===== Supplied information
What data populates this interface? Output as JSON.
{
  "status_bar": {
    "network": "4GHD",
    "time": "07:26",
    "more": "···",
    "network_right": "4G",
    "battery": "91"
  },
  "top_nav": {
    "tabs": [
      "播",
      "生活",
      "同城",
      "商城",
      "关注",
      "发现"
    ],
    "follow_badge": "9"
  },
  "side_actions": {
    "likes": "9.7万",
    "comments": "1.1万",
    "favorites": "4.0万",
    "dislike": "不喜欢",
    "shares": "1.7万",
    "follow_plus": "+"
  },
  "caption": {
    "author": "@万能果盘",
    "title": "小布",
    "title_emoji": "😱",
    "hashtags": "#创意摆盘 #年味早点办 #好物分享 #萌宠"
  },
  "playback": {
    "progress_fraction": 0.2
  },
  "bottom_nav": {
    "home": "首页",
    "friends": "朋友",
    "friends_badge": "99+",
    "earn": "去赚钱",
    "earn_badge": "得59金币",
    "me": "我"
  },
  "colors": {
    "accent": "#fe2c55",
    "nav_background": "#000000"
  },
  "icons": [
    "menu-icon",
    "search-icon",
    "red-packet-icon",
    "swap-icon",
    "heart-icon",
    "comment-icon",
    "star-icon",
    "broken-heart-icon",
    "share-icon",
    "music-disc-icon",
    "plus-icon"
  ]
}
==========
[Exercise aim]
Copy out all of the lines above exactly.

[Solution to the exercise]
What data populates this interface? Output as JSON.
{
  "status_bar": {
    "network": "4GHD",
    "time": "07:26",
    "more": "···",
    "network_right": "4G",
    "battery": "91"
  },
  "top_nav": {
    "tabs": [
      "播",
      "生活",
      "同城",
      "商城",
      "关注",
      "发现"
    ],
    "follow_badge": "9"
  },
  "side_actions": {
    "likes": "9.7万",
    "comments": "1.1万",
    "favorites": "4.0万",
    "dislike": "不喜欢",
    "shares": "1.7万",
    "follow_plus": "+"
  },
  "caption": {
    "author": "@万能果盘",
    "title": "小布",
    "title_emoji": "😱",
    "hashtags": "#创意摆盘 #年味早点办 #好物分享 #萌宠"
  },
  "playback": {
    "progress_fraction": 0.2
  },
  "bottom_nav": {
    "home": "首页",
    "friends": "朋友",
    "friends_badge": "99+",
    "earn": "去赚钱",
    "earn_badge": "得59金币",
    "me": "我"
  },
  "colors": {
    "accent": "#fe2c55",
    "nav_background": "#000000"
  },
  "icons": [
    "menu-icon",
    "search-icon",
    "red-packet-icon",
    "swap-icon",
    "heart-icon",
    "comment-icon",
    "star-icon",
    "broken-heart-icon",
    "share-icon",
    "music-disc-icon",
    "plus-icon"
  ]
}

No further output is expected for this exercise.